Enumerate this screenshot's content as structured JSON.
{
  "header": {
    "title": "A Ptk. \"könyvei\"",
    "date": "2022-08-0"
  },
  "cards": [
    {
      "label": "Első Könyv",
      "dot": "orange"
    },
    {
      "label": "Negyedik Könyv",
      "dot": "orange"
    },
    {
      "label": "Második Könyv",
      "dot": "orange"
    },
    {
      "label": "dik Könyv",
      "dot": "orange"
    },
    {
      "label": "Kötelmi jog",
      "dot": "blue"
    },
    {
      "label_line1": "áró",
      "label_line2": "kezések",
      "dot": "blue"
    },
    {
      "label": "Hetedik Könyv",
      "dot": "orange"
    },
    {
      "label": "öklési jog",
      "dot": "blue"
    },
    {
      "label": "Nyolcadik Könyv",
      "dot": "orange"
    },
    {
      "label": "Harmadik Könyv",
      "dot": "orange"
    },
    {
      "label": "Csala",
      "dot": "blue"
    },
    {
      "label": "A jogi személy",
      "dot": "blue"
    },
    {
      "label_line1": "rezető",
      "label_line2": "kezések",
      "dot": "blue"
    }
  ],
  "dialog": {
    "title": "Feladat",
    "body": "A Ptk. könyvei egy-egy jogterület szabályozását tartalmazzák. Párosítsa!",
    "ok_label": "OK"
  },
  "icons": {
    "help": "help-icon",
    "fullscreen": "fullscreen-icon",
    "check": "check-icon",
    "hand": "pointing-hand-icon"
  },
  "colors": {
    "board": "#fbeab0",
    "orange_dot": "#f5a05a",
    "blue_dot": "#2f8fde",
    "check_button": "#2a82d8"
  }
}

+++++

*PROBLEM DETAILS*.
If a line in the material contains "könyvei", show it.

*WRITTEN RESPONSE*.
    "title": "A Ptk. \"könyvei\"",
    "body": "A Ptk. könyvei egy-egy jogterület szabályozását tartalmazzák. Párosítsa!",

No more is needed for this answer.